__AVAILABLE RECORDS__.
● ● ● ● ●

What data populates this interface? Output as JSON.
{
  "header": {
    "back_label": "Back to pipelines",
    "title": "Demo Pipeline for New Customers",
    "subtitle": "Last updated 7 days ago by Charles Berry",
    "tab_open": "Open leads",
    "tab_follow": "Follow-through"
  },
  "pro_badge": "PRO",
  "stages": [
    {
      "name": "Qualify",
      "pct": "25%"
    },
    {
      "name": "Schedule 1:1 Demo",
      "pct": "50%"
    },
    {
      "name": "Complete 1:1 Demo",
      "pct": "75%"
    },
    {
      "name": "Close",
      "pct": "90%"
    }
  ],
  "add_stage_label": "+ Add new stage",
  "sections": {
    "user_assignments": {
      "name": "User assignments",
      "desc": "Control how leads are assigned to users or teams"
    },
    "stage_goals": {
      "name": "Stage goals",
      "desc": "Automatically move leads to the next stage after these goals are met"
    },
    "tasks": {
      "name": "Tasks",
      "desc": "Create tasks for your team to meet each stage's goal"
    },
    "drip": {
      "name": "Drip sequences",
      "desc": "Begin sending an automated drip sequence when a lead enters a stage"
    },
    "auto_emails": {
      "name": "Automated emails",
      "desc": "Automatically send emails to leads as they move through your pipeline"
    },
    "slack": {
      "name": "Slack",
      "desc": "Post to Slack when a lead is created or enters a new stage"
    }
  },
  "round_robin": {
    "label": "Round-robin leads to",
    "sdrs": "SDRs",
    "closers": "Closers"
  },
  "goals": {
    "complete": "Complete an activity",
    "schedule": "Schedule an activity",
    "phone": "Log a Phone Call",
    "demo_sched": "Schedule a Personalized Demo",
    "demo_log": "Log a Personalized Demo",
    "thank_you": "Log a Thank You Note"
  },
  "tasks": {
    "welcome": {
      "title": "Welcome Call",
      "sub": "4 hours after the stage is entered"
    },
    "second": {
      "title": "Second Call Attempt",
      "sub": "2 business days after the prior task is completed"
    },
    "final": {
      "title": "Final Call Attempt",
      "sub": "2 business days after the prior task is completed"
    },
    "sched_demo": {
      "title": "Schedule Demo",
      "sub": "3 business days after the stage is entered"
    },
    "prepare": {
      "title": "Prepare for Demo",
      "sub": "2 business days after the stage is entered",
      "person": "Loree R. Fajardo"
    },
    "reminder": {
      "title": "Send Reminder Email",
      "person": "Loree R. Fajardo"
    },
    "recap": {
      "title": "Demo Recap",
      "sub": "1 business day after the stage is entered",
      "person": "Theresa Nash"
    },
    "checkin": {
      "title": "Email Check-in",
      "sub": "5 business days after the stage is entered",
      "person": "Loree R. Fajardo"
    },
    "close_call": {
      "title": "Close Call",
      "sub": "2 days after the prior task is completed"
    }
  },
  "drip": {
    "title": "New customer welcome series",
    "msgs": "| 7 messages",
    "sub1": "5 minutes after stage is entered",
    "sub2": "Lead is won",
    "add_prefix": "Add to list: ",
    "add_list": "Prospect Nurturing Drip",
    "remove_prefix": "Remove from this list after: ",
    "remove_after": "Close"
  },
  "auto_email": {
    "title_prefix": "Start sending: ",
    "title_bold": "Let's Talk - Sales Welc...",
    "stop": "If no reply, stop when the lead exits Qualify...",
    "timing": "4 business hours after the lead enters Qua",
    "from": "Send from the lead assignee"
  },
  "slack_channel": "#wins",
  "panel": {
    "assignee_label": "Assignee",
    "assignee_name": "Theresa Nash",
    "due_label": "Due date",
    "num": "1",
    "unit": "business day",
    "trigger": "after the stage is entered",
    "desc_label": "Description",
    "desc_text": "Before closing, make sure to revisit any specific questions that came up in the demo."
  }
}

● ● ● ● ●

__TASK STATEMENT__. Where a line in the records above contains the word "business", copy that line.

__TASK ANSWER__.
      "sub": "2 business days after the prior task is completed"
      "sub": "2 business days after the prior task is completed"
      "sub": "3 business days after the stage is entered"
      "sub": "2 business days after the stage is entered",
      "sub": "1 business day after the stage is entered",
      "sub": "5 business days after the stage is entered",
    "timing": "4 business hours after the lead enters Qua",
    "unit": "business day",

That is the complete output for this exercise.